What this task involves:
Whenever a line below mentions the word "icon", that line should be copied.

(Data items)
┄┄┄┄┄┄┄┄┄┄┄┄┄┄┄┄┄┄┄┄
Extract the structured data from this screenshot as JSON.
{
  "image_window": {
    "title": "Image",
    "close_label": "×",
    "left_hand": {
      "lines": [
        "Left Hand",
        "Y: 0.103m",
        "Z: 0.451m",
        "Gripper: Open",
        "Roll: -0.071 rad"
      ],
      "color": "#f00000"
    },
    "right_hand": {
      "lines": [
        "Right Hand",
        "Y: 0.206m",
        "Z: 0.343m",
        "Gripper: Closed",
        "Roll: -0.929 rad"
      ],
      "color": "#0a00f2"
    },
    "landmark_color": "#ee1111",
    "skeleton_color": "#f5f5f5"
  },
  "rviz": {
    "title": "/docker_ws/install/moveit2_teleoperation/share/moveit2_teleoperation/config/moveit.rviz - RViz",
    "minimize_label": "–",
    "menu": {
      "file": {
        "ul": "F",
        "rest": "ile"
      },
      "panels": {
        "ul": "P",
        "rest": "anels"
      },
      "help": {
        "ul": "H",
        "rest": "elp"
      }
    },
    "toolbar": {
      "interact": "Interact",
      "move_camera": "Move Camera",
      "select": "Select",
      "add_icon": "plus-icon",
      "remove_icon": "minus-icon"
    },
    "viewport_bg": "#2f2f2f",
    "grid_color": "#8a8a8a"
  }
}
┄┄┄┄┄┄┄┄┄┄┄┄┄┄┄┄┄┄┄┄
Response area:
      "add_icon": "plus-icon",
      "remove_icon": "minus-icon"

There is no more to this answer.